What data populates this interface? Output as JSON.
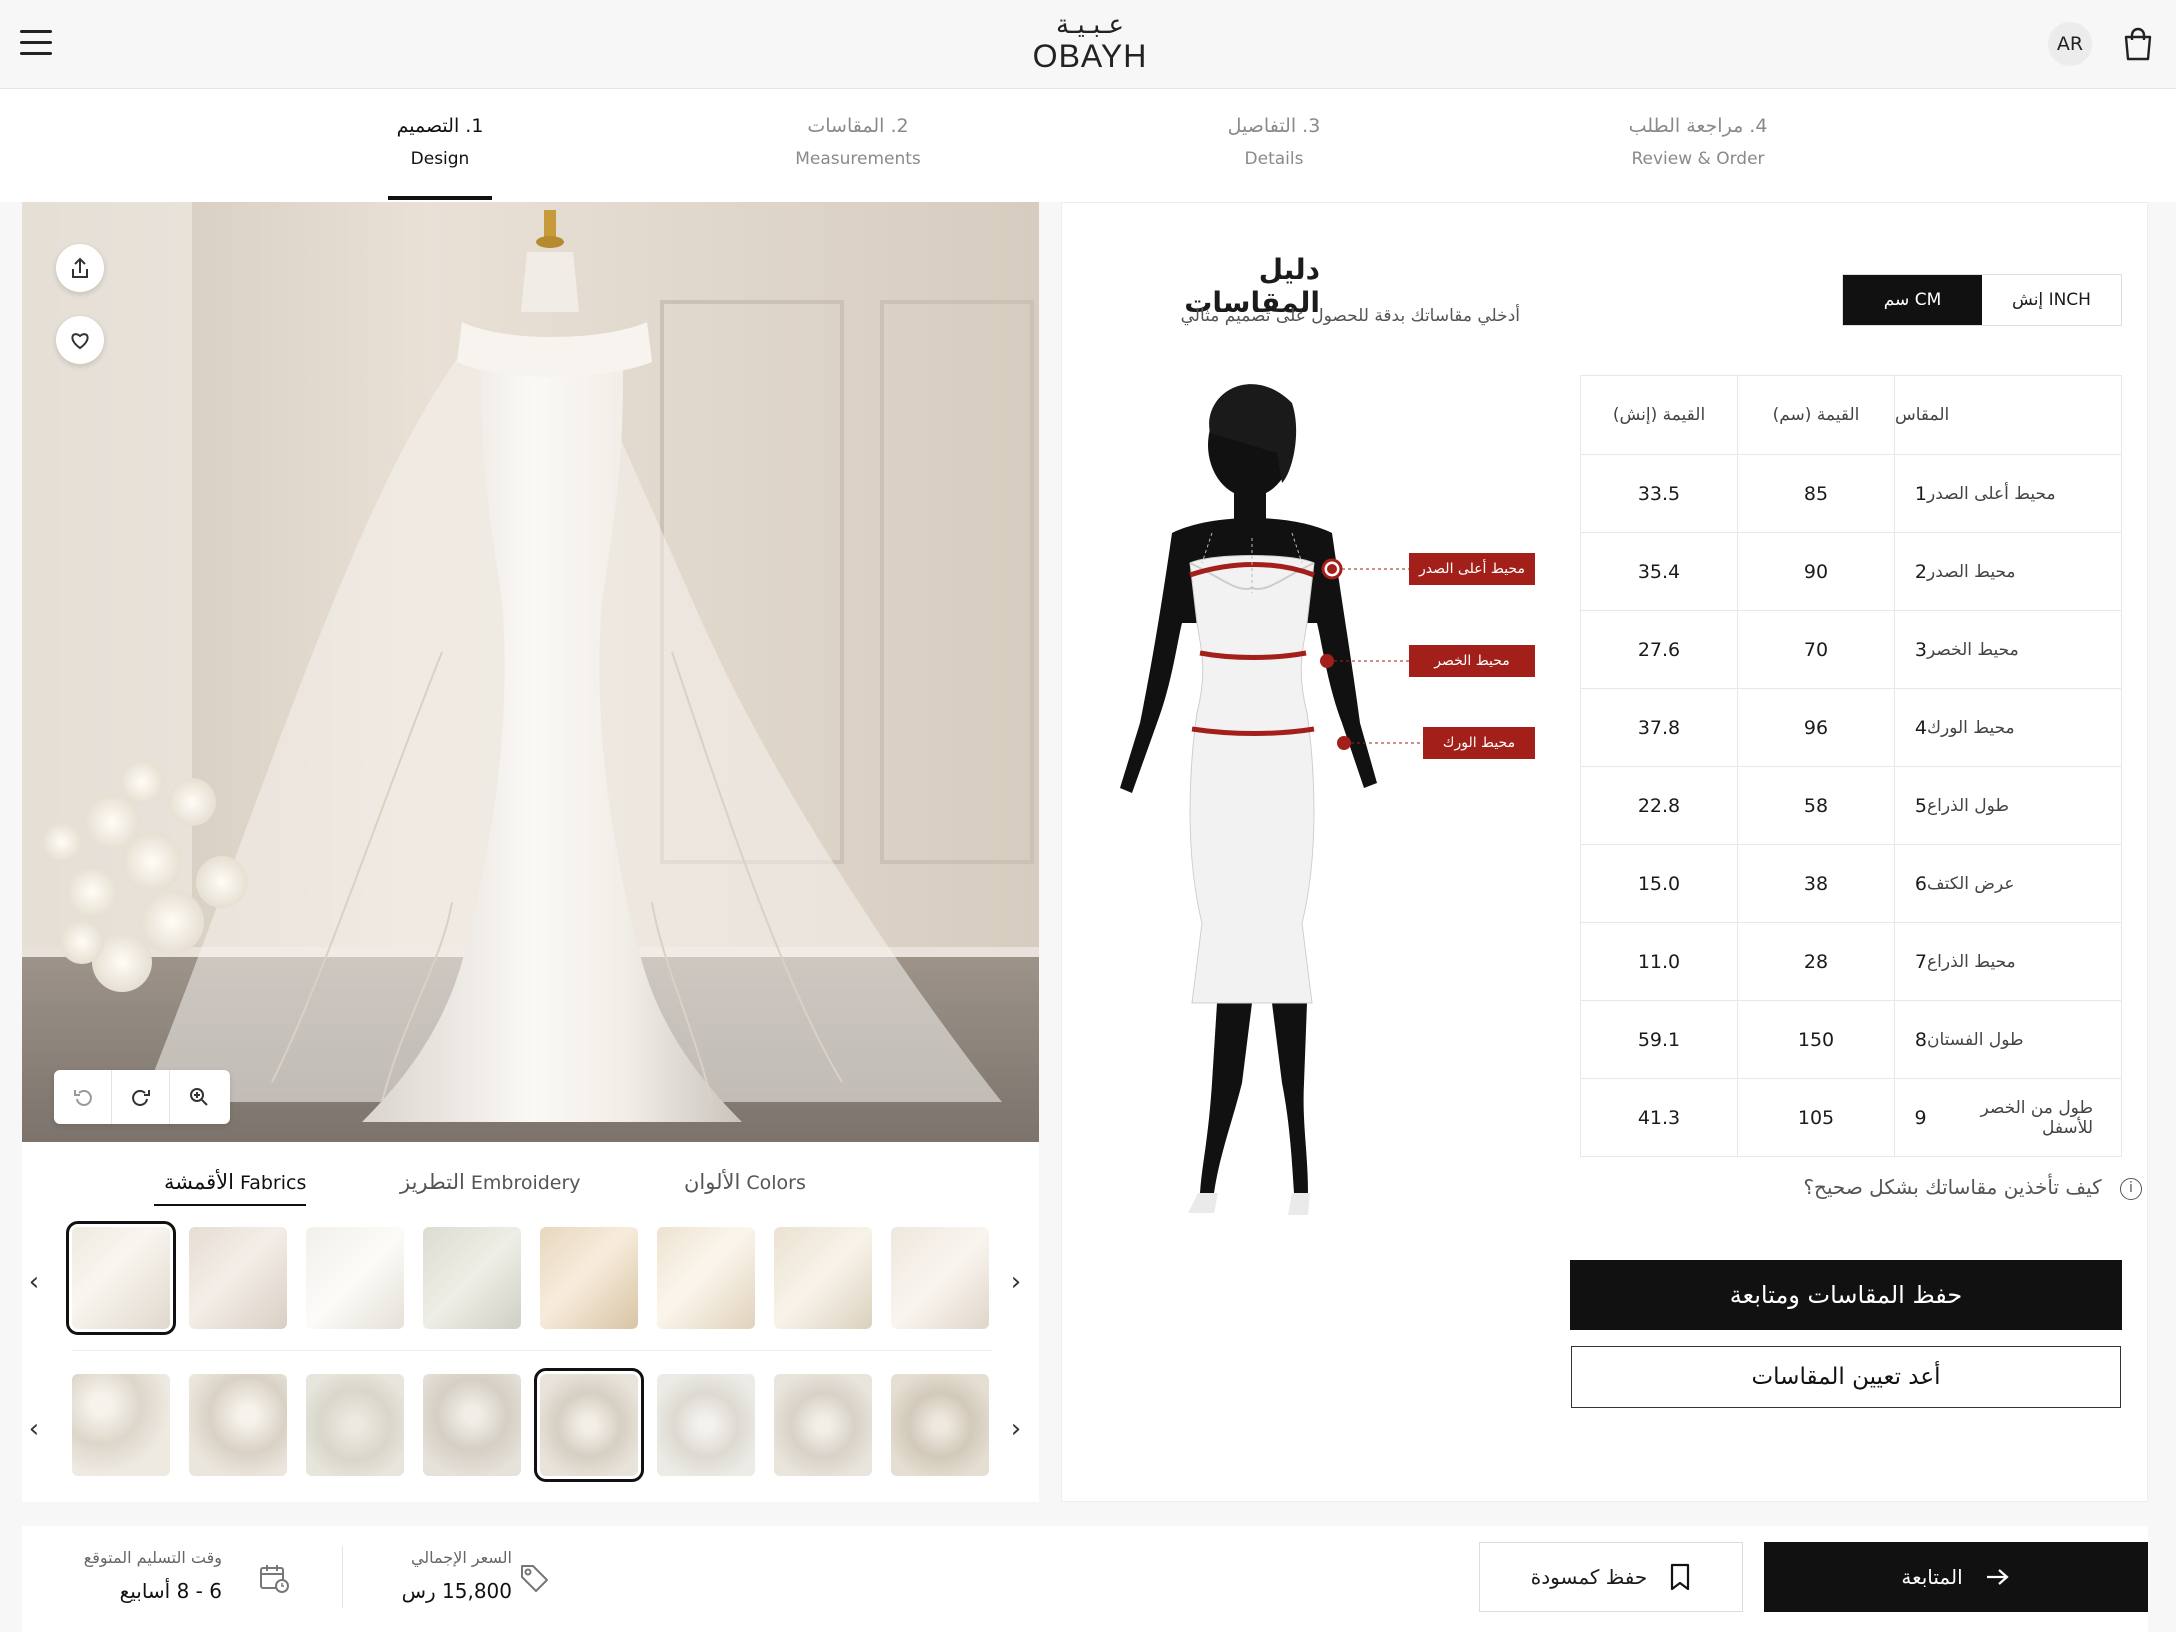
{
  "brand": {
    "logo_ar": "عـبـيـة",
    "logo_en": "OBAYH"
  },
  "header": {
    "lang": "AR"
  },
  "steps": [
    {
      "ar": "1. التصميم",
      "en": "Design"
    },
    {
      "ar": "2. المقاسات",
      "en": "Measurements"
    },
    {
      "ar": "3. التفاصيل",
      "en": "Details"
    },
    {
      "ar": "4. مراجعة الطلب",
      "en": "Review & Order"
    }
  ],
  "tabs": [
    {
      "en": "Fabrics",
      "ar": "الأقمشة"
    },
    {
      "en": "Embroidery",
      "ar": "التطريز"
    },
    {
      "en": "Colors",
      "ar": "الألوان"
    }
  ],
  "swatch_nav": {
    "prev": "‹",
    "next": "›"
  },
  "guide": {
    "title": "دليل المقاسات",
    "subtitle": "أدخلي مقاساتك بدقة للحصول على تصميم مثالي",
    "unit_inch": "إنش INCH",
    "unit_cm": "سم CM",
    "headers": {
      "name": "المقاس",
      "cm": "القيمة (سم)",
      "inch": "القيمة (إنش)"
    },
    "rows": [
      {
        "n": "1",
        "name": "محيط أعلى الصدر",
        "cm": "85",
        "inch": "33.5"
      },
      {
        "n": "2",
        "name": "محيط الصدر",
        "cm": "90",
        "inch": "35.4"
      },
      {
        "n": "3",
        "name": "محيط الخصر",
        "cm": "70",
        "inch": "27.6"
      },
      {
        "n": "4",
        "name": "محيط الورك",
        "cm": "96",
        "inch": "37.8"
      },
      {
        "n": "5",
        "name": "طول الذراع",
        "cm": "58",
        "inch": "22.8"
      },
      {
        "n": "6",
        "name": "عرض الكتف",
        "cm": "38",
        "inch": "15.0"
      },
      {
        "n": "7",
        "name": "محيط الذراع",
        "cm": "28",
        "inch": "11.0"
      },
      {
        "n": "8",
        "name": "طول الفستان",
        "cm": "150",
        "inch": "59.1"
      },
      {
        "n": "9",
        "name": "طول من الخصر للأسفل",
        "cm": "105",
        "inch": "41.3"
      }
    ],
    "figure_labels": {
      "upper_chest": "محيط أعلى الصدر",
      "waist": "محيط الخصر",
      "hip": "محيط الورك"
    },
    "help": "كيف تأخذين مقاساتك بشكل صحيح؟",
    "save_btn": "حفظ المقاسات ومتابعة",
    "reset_btn": "أعد تعيين المقاسات"
  },
  "footer": {
    "delivery_label": "وقت التسليم المتوقع",
    "delivery_value": "6 - 8 أسابيع",
    "price_label": "السعر الإجمالي",
    "price_value": "15,800 رس",
    "draft_btn": "حفظ كمسودة",
    "next_btn": "المتابعة"
  },
  "colors": {
    "accent": "#111111",
    "marker": "#a31f1a"
  }
}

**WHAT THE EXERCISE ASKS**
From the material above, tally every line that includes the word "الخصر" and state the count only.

**RESPONSE FOR THIS EXERCISE**
3